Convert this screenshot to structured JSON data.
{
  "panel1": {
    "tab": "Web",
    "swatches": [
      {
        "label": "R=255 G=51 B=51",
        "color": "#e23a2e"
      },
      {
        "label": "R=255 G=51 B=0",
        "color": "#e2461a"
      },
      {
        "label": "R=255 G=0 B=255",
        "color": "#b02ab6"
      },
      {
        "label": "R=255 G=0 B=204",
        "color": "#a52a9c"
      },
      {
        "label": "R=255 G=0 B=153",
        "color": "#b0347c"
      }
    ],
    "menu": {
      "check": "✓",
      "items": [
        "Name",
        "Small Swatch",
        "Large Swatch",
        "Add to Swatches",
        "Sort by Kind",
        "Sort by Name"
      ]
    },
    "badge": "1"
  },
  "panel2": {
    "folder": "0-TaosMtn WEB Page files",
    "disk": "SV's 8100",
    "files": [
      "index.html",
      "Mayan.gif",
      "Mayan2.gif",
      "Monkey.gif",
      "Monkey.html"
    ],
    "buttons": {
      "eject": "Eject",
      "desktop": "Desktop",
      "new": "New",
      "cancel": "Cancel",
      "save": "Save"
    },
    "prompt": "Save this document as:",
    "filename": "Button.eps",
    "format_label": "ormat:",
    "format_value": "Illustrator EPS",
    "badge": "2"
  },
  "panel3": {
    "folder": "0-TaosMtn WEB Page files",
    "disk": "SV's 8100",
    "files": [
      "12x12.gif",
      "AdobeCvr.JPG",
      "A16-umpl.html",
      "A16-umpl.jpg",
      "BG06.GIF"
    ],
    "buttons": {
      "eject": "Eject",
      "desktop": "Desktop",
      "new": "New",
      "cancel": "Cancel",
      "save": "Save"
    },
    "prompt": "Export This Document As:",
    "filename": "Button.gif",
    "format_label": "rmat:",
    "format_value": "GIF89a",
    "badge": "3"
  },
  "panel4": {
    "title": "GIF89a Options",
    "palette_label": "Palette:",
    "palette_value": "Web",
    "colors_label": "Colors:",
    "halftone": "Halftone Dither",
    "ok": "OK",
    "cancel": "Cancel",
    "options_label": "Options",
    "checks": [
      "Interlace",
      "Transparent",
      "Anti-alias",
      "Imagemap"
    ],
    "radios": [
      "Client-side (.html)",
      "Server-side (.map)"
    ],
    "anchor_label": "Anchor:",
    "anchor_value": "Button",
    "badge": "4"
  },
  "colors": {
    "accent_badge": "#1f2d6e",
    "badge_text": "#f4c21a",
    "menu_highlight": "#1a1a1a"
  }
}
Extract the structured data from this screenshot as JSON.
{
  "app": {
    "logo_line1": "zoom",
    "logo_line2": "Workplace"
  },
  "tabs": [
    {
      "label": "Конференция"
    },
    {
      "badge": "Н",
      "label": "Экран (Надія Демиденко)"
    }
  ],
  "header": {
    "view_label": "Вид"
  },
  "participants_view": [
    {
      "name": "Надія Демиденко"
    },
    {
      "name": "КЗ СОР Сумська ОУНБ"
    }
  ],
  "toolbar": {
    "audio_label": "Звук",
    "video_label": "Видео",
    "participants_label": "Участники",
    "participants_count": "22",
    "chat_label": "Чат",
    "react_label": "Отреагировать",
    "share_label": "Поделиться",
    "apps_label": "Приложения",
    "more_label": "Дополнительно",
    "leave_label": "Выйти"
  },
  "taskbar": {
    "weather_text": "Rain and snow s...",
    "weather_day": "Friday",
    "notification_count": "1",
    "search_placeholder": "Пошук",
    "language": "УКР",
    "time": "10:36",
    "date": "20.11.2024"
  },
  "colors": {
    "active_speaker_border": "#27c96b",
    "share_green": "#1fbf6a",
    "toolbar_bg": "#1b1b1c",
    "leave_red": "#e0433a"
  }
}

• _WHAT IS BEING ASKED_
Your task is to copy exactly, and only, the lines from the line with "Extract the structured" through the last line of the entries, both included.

• _REPLY_
Extract the structured data from this screenshot as JSON.
{
  "app": {
    "logo_line1": "zoom",
    "logo_line2": "Workplace"
  },
  "tabs": [
    {
      "label": "Конференция"
    },
    {
      "badge": "Н",
      "label": "Экран (Надія Демиденко)"
    }
  ],
  "header": {
    "view_label": "Вид"
  },
  "participants_view": [
    {
      "name": "Надія Демиденко"
    },
    {
      "name": "КЗ СОР Сумська ОУНБ"
    }
  ],
  "toolbar": {
    "audio_label": "Звук",
    "video_label": "Видео",
    "participants_label": "Участники",
    "participants_count": "22",
    "chat_label": "Чат",
    "react_label": "Отреагировать",
    "share_label": "Поделиться",
    "apps_label": "Приложения",
    "more_label": "Дополнительно",
    "leave_label": "Выйти"
  },
  "taskbar": {
    "weather_text": "Rain and snow s...",
    "weather_day": "Friday",
    "notification_count": "1",
    "search_placeholder": "Пошук",
    "language": "УКР",
    "time": "10:36",
    "date": "20.11.2024"
  },
  "colors": {
    "active_speaker_border": "#27c96b",
    "share_green": "#1fbf6a",
    "toolbar_bg": "#1b1b1c",
    "leave_red": "#e0433a"
  }
}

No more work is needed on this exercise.